As the books of Martin Luther and Tyndale's translation of the New Testament entered Scotland, they were received with great interest. Students at St. Andrews University began to take their faith seriously. Patrick Hamilton, a student at St. Andrews, wrote a book that was condemned as heretical. He fled to Germany, met with Luther and soon returned to Scotland. Hamilton began preaching the Protestant Faith with great boldness.
The Betrayal of Patrick Hamilton
By an act of Parliament, 17 July 1525, the importation of Luther's books into Scotland was prohibited. In 1528, the Archbishop of St. Andrews summoned Hamilton for "a debate." However, he had no intention of debating Hamilton; it was a trap. Before any of his friends could come to Hamilton’s defence, a church court hurriedly found him guilty of "heresy".

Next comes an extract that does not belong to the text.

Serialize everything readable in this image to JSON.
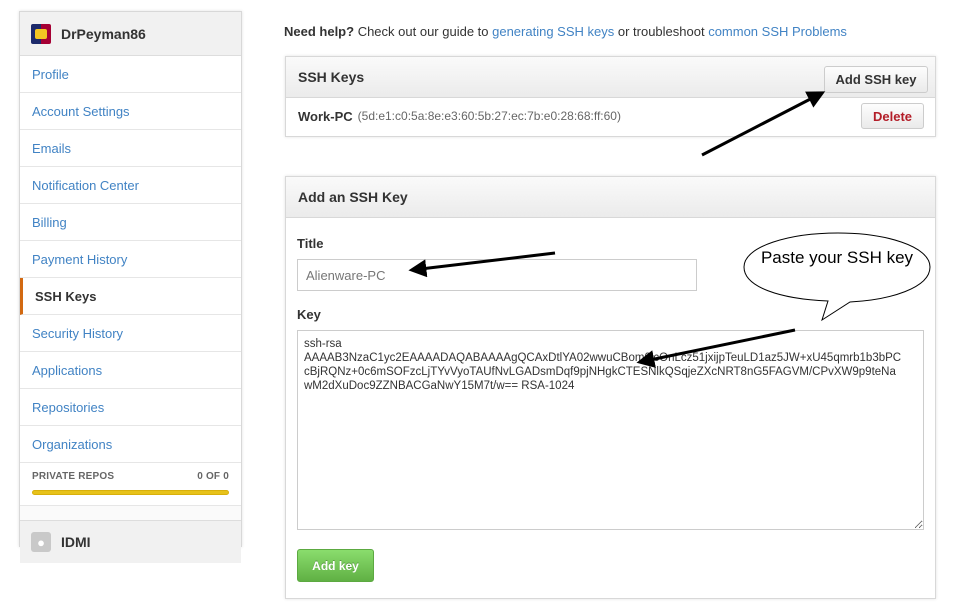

While most heresy trials took weeks, Hamilton's was rushed through in less than 12 hours. It took 6 long, excruciatingly painful hours for Hamilton to die by burning at the stake. Patrick Hamilton was Scotland's first Protestant martyr. He was just 24 years old. His death inspired widespread interest in the Reformation, and an intensified opposition to Catholicism. Hamilton's last words were: "How long, O Lord shall darkness cover this realm? How long will you suffer this tyranny of men? Lord Jesus, receive my spirit!"